(PROBLEM DETAILS) A verbatim copy of all entries is the expected output.

(MATERIAL PROVIDED)
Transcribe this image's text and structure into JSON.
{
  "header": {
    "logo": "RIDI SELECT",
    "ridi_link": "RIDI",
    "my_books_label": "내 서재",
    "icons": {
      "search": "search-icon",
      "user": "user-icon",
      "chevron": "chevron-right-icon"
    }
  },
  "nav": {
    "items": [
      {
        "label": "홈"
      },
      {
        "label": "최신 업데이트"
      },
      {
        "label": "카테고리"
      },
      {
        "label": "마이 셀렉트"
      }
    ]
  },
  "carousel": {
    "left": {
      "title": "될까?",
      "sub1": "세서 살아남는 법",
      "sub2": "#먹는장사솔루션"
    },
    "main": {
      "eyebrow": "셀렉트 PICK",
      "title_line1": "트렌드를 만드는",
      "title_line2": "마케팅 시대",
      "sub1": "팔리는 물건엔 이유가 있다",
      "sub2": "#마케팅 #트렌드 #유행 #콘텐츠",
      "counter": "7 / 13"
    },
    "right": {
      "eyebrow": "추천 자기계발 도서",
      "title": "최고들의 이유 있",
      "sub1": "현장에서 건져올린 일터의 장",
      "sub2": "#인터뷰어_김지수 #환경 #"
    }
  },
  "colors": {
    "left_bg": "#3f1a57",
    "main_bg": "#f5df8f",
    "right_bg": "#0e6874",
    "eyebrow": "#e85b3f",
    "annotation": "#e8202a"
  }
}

(EXPECTED ANSWER)
Transcribe this image's text and structure into JSON.
{
  "header": {
    "logo": "RIDI SELECT",
    "ridi_link": "RIDI",
    "my_books_label": "내 서재",
    "icons": {
      "search": "search-icon",
      "user": "user-icon",
      "chevron": "chevron-right-icon"
    }
  },
  "nav": {
    "items": [
      {
        "label": "홈"
      },
      {
        "label": "최신 업데이트"
      },
      {
        "label": "카테고리"
      },
      {
        "label": "마이 셀렉트"
      }
    ]
  },
  "carousel": {
    "left": {
      "title": "될까?",
      "sub1": "세서 살아남는 법",
      "sub2": "#먹는장사솔루션"
    },
    "main": {
      "eyebrow": "셀렉트 PICK",
      "title_line1": "트렌드를 만드는",
      "title_line2": "마케팅 시대",
      "sub1": "팔리는 물건엔 이유가 있다",
      "sub2": "#마케팅 #트렌드 #유행 #콘텐츠",
      "counter": "7 / 13"
    },
    "right": {
      "eyebrow": "추천 자기계발 도서",
      "title": "최고들의 이유 있",
      "sub1": "현장에서 건져올린 일터의 장",
      "sub2": "#인터뷰어_김지수 #환경 #"
    }
  },
  "colors": {
    "left_bg": "#3f1a57",
    "main_bg": "#f5df8f",
    "right_bg": "#0e6874",
    "eyebrow": "#e85b3f",
    "annotation": "#e8202a"
  }
}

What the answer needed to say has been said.